*EXERCISE INSTRUCTIONS*: For the string "icon", work out how many lines of the data contain it and give that number with nothing added.

*GIVEN RECORDS*:
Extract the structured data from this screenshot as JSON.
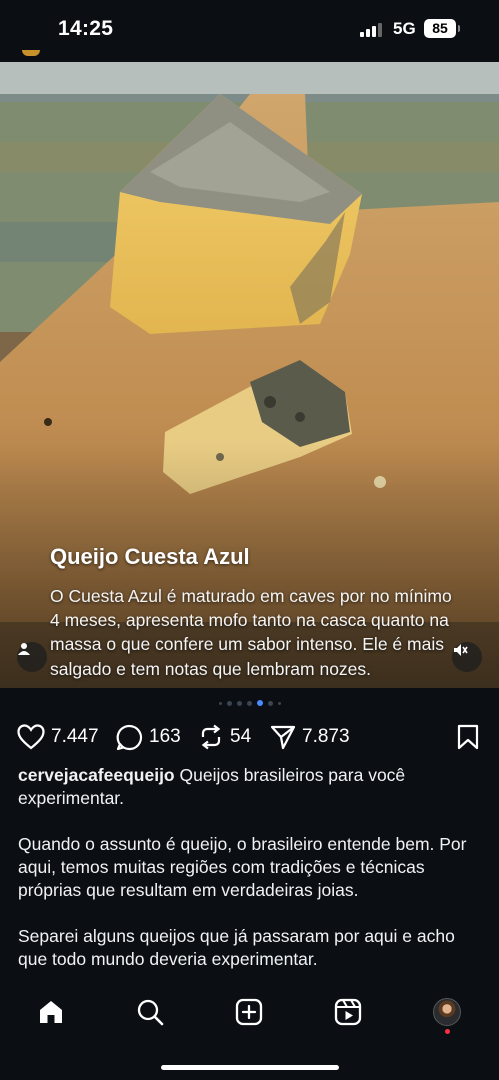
{
  "status_bar": {
    "time": "14:25",
    "network": "5G",
    "battery": "85"
  },
  "post": {
    "image_title": "Queijo Cuesta Azul",
    "image_text": "O Cuesta Azul é maturado em caves por no mínimo 4 meses, apresenta mofo tanto na casca quanto na massa o que confere um sabor intenso. Ele é mais salgado e tem notas que lembram nozes.",
    "carousel": {
      "total_dots": 7,
      "active_index": 4
    },
    "actions": {
      "likes": "7.447",
      "comments": "163",
      "reposts": "54",
      "shares": "7.873"
    },
    "username": "cervejacafeequeijo",
    "caption_lines": [
      "Queijos brasileiros para você experimentar.",
      "Quando o assunto é queijo, o brasileiro entende bem. Por aqui, temos muitas regiões com tradições e técnicas próprias que resultam em verdadeiras joias.",
      "Separei alguns queijos que já passaram por aqui e acho que todo mundo deveria experimentar."
    ]
  },
  "nav": {
    "items": [
      "home-icon",
      "search-icon",
      "create-icon",
      "reels-icon",
      "profile-avatar"
    ]
  },
  "colors": {
    "background": "#0b0f14",
    "active_dot": "#4a8cff",
    "notification_dot": "#ff3040"
  }
}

*REPLY TO THE EXERCISE*: 4